Ben and Jerry’s became the first corporation to officially endorse the nascent Occupy Wall Street movement. Republicans still refuse to confirm the head of the new Consumer Financial Protection Bureau created in response to the worst financial crisis since the Great Depression, and Elizabeth Warren, who would have headed that Bureau had it not been for the unreasonable obstinacy of bought politicians, has just raised 3.15 Million dollars in her Senate campaign for Massachusetts.
So what is going on with this Wall Street movement? Is Wall Street paying attention? More importantly, are the American people paying attention? The unfortunate death of Steve Jobs captivated the media attention recently; in doing so it may have distracted some from realizing that Occupy Wall Street has spread all across the country, or that more protestors have been arrested than the amount of individuals officially charged with corporate malfeasance responsible for getting us into this mess. Of course the rank and file members of the 1% will dismiss the movement as a “mob” that “hates freedom” like Eric Cantor and Sean Hannity, exploiting the usual ad hominem tactic of labeling opponents anti-American. In an effort to restore sanity last week Jon Stewart took a shot against the hypocritical Tea Party and mainstream media’s blatant censure of the movement, outrageously questioning how “to rage against duly elected government is patriotic, quintessentially American, whereas rage against multinational shareholder-accountable corporations is anti-American.”
You don’t need a PH.D in Political Science to know that money matters in the plutocracy that is the United States, just look at the Republicans, then look at all of Democrats, not just the progressives—let’s not forget that it was at the behest of Democrats like Max Baucus that the public option was killed. Of course there are fringe political parties like the Green Party, but in the current political climate 3rd parties don’t really have a chance.

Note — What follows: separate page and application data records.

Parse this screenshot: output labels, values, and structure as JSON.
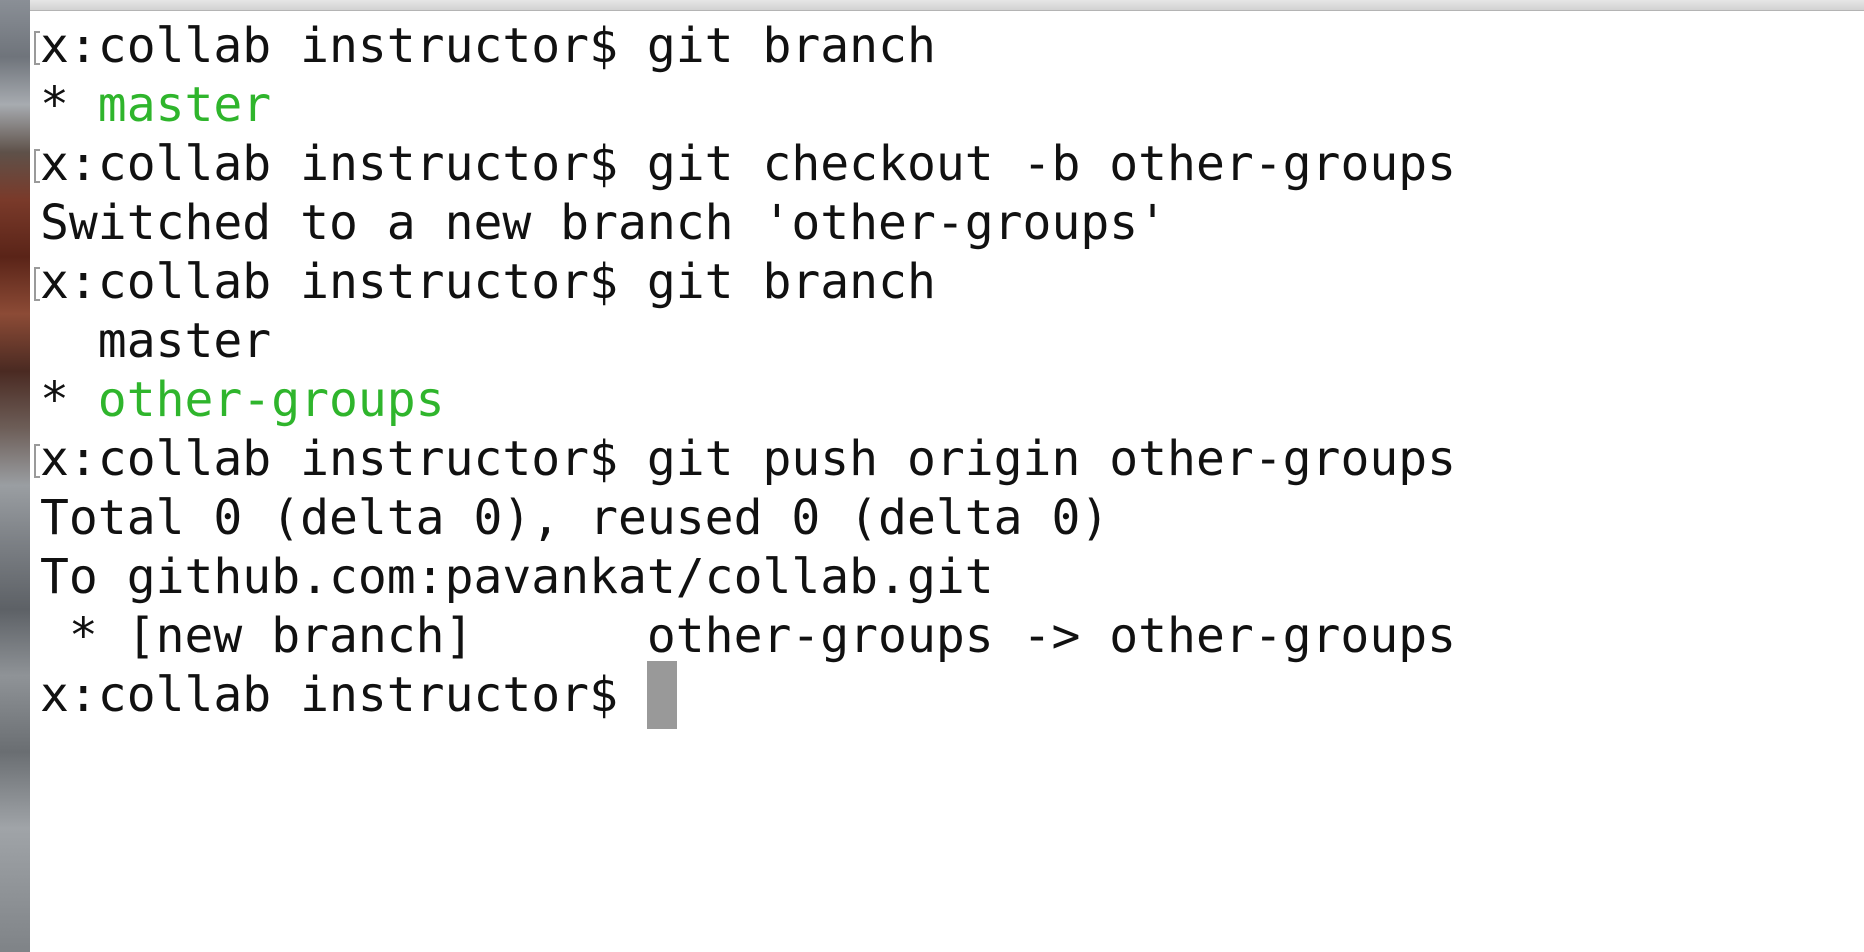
{
  "terminal": {
    "prompt": "x:collab instructor$ ",
    "lines": [
      {
        "type": "prompt",
        "command": "git branch"
      },
      {
        "type": "branch",
        "star": "* ",
        "name": "master"
      },
      {
        "type": "prompt",
        "command": "git checkout -b other-groups"
      },
      {
        "type": "output",
        "text": "Switched to a new branch 'other-groups'"
      },
      {
        "type": "prompt",
        "command": "git branch"
      },
      {
        "type": "output",
        "text": "  master"
      },
      {
        "type": "branch",
        "star": "* ",
        "name": "other-groups"
      },
      {
        "type": "prompt",
        "command": "git push origin other-groups"
      },
      {
        "type": "output",
        "text": "Total 0 (delta 0), reused 0 (delta 0)"
      },
      {
        "type": "output",
        "text": "To github.com:pavankat/collab.git"
      },
      {
        "type": "output",
        "text": " * [new branch]      other-groups -> other-groups"
      },
      {
        "type": "prompt",
        "command": ""
      }
    ]
  },
  "colors": {
    "text": "#111111",
    "current_branch": "#2fb52c",
    "cursor": "#999999",
    "background": "#ffffff"
  }
}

But between the debt ceiling fiasco and the failure of democrats to capitalize on Obama’s tenure in office, the cynicism once eroded by Obama’s eloquent speeches and campaign slogans of hope and change have once again re-surfaced. There are legitimate doubts and concerns over whether Democrats have completely departed from their core ideals. Even if the Democrats are truly committed to the 99 percent, right now they seem to lack enough political capital. The unfortunate reality is that in the aftermath of bailing out banks that are currently making record profits, with taxpayer dollars, and awarding unlimited corporate influence in public elections, thanks to the Citizens United Supreme Court ruling, the two-party political system in America is indeed too big to fail.
What does this have to do with Occupy Wall Street? If our current political system is too big to fail, and it is evidently failing, what happens next? The media has done a fantastic job at asking questions intended to invalidate the movement. Instead, they should ask more thoughtful questions: With an electoral system designed to both keep out radical voices and evade substantial reform can it really be a surprise that Occupy Wall Street has been able to appeal to such broad-based discontent? With an ineffectual government unresponsive to popular demand, yet seemingly obliged to the whims of the super-wealthy, hasn’t history taught us anything?
Right now Occupy Wall Street is a motley crew. It ranges from anarchists keen on smashing the state and destroying neoliberalism once and for all to Ron Paul Libertarians that want to abolish the Federal Reserve. It consists of a variety of democratic socialists and a number of disillusioned progressives, and probably most accurately it includes a great deal of individuals that don’t necessarily identify with a party or rigid political ideology but are in agreement that the status quo is simply unsustainable. Personally, I think juvenile slogans like “attack the rich” are vapid and counterproductive; they distract from the larger picture at hand. Wall Street isn’t responsible for all of the world’s problems, but targeting Wall Street and identifying the movement as the 99 percent versus the 1 percent is an extraordinarily effective strategic tactic given a political climate ignorant and unreceptive to a growing demand for economic and social justice.
I can’t forecast the outcome of Occupy Wall Street or begin to predict the movement’s political consequences, but I can tell you that the mainstream media’s insistence on undermining the growing movement under some notion that they don’t have organization or specific demands simply belies the reality of what this movement is really about: A general consensus—that there is a need to change the political discourse in this country, and that this is not a nation of the 1 percent, by the 1 percent, for the 1 percent, but one that must stand for, represent, and champion the interests of ordinary people.